A line counts if it contains the word "Parasolid" at least once. State how many such lines the records contain, giving the number alone.

Website and app data records
◇ ◇ ◇ ◇

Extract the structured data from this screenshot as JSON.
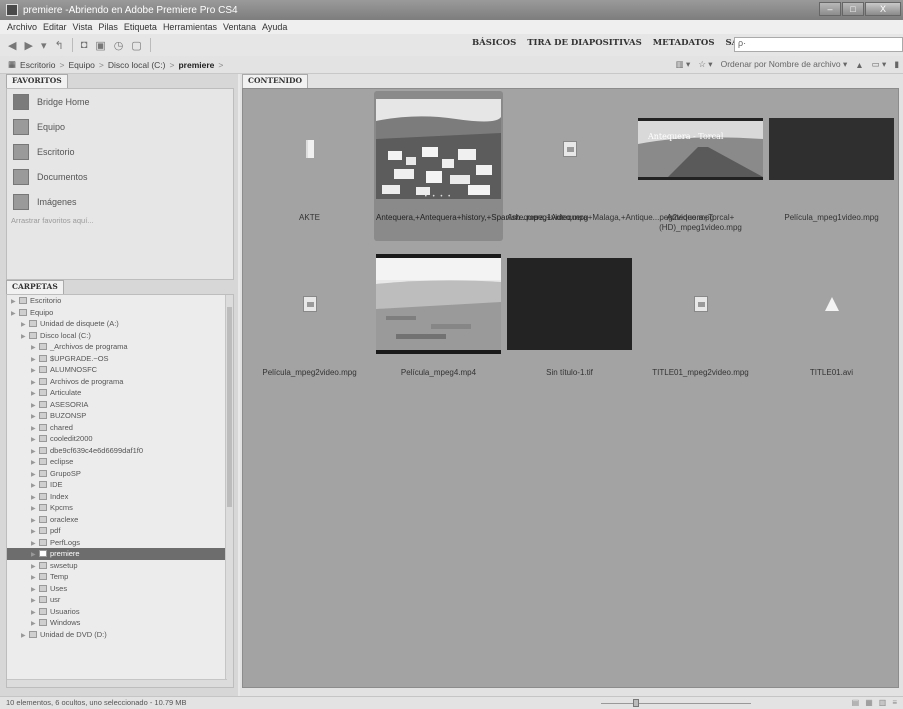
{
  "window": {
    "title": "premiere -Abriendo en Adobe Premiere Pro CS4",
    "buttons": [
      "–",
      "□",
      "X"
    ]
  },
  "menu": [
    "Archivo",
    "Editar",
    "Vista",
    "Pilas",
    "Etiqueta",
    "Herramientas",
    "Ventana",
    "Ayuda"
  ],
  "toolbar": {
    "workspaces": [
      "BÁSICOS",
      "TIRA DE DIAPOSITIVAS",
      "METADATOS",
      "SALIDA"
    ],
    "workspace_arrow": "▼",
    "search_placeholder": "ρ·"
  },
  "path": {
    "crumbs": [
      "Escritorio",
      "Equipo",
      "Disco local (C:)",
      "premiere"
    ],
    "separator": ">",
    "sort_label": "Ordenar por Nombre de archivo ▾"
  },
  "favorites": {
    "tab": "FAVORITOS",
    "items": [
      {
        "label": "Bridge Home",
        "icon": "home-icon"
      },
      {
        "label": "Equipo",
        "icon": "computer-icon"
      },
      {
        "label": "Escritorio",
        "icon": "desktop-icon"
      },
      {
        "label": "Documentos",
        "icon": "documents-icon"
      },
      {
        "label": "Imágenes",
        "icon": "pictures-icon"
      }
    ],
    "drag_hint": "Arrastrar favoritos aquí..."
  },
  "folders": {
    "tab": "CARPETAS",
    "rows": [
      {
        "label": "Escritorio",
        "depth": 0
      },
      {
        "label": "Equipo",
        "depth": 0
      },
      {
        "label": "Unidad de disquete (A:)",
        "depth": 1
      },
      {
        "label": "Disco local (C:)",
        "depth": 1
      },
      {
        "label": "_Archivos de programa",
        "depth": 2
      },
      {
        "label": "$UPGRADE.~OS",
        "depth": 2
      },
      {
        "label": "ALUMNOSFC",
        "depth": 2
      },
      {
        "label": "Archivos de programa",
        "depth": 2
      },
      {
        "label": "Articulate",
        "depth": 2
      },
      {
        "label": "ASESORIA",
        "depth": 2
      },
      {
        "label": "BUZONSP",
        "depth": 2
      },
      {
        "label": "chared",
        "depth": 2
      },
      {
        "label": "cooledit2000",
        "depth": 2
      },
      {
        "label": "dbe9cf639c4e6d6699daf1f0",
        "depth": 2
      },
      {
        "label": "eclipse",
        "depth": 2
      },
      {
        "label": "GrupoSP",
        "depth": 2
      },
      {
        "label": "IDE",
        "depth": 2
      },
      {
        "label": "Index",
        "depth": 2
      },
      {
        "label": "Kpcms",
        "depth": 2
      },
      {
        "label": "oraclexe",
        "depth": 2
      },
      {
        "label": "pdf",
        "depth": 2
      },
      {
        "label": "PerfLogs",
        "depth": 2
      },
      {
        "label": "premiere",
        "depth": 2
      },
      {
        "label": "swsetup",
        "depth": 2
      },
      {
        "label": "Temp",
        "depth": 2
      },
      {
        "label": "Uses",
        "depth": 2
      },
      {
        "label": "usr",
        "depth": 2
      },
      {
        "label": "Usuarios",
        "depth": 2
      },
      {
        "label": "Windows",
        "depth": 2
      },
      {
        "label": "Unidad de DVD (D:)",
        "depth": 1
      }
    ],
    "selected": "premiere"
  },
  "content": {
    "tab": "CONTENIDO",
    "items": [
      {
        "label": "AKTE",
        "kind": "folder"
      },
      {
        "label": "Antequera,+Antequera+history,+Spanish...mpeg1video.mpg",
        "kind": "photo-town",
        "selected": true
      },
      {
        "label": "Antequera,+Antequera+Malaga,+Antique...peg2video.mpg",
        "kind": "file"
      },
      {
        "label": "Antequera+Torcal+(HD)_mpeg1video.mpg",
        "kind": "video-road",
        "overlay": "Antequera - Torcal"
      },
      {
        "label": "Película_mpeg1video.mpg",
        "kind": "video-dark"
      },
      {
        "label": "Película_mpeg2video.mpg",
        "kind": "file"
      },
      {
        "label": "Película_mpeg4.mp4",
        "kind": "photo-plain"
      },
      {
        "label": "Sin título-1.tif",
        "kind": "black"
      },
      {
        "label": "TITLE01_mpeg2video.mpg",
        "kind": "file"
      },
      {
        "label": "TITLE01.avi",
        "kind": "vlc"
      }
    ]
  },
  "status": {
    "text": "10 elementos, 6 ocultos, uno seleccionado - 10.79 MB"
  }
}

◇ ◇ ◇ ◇

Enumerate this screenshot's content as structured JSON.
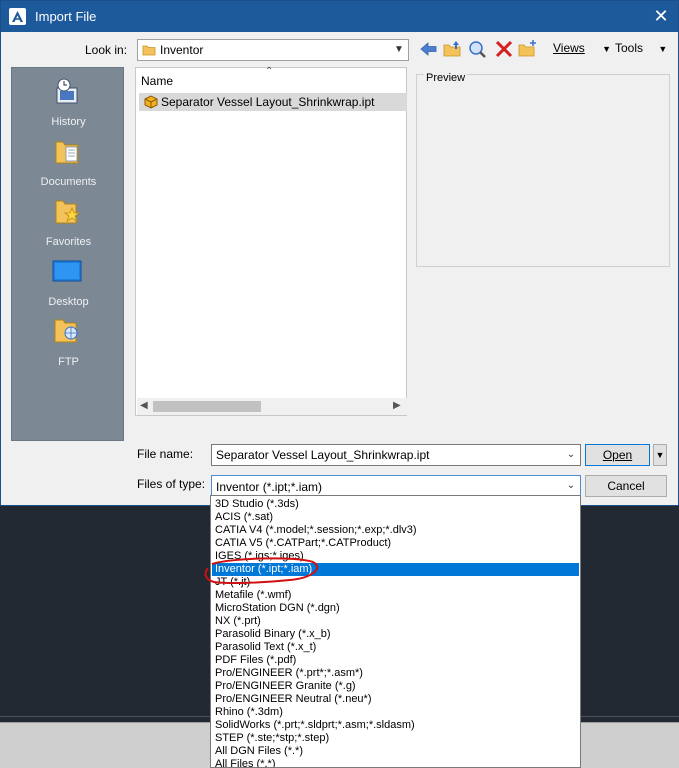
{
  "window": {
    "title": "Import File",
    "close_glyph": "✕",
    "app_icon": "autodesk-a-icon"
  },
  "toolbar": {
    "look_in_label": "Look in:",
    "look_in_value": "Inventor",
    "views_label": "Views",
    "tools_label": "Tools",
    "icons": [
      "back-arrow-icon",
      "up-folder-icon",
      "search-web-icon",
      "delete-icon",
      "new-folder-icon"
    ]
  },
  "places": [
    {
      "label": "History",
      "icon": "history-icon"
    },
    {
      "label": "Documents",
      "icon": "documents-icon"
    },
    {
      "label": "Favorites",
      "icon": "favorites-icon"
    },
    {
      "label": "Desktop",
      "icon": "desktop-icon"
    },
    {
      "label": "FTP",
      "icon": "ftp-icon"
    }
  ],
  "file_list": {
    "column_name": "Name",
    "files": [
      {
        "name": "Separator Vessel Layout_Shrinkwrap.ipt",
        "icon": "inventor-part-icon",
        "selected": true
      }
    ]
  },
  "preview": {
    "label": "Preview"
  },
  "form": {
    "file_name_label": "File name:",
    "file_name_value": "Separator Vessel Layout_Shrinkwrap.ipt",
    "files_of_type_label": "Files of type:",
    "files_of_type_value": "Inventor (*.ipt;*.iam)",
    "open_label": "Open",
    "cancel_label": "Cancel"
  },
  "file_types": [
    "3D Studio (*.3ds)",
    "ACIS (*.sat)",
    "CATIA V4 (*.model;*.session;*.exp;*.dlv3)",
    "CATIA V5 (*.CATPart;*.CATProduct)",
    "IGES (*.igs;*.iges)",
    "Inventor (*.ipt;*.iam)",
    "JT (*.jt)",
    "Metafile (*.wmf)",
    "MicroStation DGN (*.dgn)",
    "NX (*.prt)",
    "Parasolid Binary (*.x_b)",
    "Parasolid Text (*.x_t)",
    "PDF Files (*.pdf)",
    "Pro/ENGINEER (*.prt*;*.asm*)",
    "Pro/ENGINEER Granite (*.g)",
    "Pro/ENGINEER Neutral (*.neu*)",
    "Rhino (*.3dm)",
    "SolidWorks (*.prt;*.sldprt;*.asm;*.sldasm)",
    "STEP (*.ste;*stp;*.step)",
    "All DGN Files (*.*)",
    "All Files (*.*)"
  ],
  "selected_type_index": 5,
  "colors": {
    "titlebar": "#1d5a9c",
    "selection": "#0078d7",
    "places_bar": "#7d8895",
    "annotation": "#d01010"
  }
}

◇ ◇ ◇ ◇

Final answer:
2